One member of a Tyngsboro, Ma. water skiing duo loses his grip and lands sideways while his partner tries to avoid him (© Michael Maher, The Lowell (Ma.) Sun).
A weekend water skiing show was scheduled on a lake in Tyngsboro, Ma., and I was asked to shoot a promotional picture a few days in advance. When I arrived, two performers offered to let me photograph a preview of their acrobatic water skiing. Before we started, the leader of the team remarked that he hoped I would publish a picture of them doing things right, not slipping or falling. Photographers, he said, prefer the shots of them falling, and those are the pictures most often published. Never having shot water skiing before, I told him I would try to emphasize photos of their successes. I climbed into the motorboat, as they jumped into the water, donned their water skis, and grabbed the ropes. When the boat accelerated, the two of them were pulled along on their water skis. They skied very impressively, exchanging positions, going over high jumps, one climbing on the other’s shoulders, and I got several pictures of their stunts. When they slipped on a very difficult stunt, I shot that photo, too. Sure enough, when I reviewed all the pictures, their fall was a far better shot than the photos of them skiing flawlessly. My newspaper published their fall picture big while the successful jump photo ran smaller. Later, a fellow photographer covering the actual water skiing show reported that both water skiers told him they really liked the shot of them falling.
1) Water skiing can be a very acrobatic event, and the best photos are often when a skier slips or falls.
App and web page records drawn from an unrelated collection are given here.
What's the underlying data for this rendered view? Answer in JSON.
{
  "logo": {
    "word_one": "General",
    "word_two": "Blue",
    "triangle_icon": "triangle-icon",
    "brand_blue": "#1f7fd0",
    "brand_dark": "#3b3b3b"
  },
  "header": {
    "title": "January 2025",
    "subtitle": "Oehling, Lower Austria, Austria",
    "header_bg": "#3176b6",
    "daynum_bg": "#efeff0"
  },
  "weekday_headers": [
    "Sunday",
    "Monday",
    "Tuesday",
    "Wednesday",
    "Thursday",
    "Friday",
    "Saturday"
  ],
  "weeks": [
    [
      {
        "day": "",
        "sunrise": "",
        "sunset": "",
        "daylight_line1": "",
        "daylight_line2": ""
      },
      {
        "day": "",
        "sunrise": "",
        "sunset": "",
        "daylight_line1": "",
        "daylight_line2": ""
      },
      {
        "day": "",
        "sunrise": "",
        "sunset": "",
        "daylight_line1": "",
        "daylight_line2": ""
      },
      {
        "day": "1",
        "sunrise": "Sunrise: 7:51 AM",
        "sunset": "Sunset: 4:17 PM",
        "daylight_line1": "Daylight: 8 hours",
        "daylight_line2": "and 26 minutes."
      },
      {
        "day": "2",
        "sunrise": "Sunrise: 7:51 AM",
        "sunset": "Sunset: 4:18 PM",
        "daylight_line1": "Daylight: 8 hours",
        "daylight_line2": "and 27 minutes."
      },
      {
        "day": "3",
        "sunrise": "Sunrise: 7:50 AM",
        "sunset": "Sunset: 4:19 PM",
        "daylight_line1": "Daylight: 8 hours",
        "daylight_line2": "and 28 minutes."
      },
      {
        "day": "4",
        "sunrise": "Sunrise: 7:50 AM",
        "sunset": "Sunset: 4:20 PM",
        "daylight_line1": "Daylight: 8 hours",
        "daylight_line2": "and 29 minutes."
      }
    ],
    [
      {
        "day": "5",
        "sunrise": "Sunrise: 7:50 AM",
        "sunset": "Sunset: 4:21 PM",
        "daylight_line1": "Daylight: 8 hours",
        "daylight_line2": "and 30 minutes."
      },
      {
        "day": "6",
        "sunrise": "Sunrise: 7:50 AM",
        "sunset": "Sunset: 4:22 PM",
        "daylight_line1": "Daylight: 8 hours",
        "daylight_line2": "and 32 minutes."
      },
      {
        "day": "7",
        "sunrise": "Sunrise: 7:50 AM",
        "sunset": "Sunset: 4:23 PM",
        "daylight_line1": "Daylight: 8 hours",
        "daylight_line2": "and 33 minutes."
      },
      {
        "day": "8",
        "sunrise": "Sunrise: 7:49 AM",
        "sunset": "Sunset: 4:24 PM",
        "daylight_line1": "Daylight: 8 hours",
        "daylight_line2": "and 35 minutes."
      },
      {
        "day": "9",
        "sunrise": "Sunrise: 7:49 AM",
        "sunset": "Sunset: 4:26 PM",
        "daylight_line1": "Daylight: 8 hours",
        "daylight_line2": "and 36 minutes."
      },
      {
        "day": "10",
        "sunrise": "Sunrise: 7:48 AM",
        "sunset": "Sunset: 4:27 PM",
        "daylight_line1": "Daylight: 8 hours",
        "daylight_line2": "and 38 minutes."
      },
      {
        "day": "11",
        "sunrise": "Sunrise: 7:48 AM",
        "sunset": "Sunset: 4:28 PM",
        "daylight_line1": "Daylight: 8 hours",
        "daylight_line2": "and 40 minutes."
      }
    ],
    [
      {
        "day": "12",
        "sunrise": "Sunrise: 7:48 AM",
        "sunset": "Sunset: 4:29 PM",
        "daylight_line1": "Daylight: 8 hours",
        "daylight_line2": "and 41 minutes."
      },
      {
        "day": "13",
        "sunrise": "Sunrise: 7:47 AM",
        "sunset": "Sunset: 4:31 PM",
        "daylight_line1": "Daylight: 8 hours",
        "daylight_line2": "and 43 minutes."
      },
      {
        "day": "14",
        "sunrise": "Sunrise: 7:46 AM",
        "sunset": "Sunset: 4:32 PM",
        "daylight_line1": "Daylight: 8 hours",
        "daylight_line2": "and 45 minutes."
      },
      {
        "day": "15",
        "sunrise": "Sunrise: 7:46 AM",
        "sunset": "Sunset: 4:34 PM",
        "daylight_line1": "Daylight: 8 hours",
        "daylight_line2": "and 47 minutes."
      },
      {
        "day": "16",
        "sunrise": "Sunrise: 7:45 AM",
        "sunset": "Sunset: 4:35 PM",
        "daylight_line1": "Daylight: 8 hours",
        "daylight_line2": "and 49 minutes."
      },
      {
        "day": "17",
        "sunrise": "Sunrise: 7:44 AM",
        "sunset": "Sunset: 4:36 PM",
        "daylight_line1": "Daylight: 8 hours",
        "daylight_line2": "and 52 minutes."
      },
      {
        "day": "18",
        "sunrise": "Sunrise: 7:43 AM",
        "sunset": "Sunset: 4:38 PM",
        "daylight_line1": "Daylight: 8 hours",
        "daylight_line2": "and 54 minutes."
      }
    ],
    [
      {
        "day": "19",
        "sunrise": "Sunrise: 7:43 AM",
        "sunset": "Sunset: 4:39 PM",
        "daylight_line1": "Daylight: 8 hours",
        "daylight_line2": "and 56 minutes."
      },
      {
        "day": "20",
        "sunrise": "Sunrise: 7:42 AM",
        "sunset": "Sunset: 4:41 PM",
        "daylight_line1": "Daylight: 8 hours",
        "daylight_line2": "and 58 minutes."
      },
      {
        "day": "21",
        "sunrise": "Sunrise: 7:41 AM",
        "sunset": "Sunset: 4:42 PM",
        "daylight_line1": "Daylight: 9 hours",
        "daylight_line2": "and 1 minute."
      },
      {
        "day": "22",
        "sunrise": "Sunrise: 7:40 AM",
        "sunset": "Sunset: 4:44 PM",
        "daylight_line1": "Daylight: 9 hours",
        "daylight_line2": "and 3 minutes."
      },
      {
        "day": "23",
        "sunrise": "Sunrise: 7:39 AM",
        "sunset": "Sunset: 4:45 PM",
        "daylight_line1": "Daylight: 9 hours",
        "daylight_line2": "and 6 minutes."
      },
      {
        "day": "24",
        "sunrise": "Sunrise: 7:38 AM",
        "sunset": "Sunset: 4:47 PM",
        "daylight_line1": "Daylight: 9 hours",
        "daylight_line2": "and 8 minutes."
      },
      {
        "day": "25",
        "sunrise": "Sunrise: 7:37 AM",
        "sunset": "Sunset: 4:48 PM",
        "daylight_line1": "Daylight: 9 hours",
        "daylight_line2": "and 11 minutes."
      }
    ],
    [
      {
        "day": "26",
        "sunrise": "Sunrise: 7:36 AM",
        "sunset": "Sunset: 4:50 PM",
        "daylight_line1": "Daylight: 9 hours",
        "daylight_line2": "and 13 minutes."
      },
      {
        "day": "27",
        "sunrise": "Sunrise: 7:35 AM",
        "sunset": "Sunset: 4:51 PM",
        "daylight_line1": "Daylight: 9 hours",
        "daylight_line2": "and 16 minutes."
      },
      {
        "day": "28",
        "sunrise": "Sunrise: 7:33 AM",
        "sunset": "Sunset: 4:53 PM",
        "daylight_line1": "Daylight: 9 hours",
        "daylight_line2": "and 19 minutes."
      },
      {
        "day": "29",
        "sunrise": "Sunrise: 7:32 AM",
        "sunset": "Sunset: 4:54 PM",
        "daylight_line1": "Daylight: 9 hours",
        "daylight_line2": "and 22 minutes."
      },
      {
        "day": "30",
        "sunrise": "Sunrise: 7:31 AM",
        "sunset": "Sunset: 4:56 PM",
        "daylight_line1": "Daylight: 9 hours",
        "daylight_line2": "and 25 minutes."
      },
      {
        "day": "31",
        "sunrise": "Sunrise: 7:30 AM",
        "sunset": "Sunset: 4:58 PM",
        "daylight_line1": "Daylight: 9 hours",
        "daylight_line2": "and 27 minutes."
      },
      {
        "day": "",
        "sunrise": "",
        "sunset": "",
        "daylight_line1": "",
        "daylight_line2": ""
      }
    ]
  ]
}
2) Shoot your photos from the back of the boat pulling the water skiers.
3) Another strong photo is when the skiers create patterns of waves with their skis.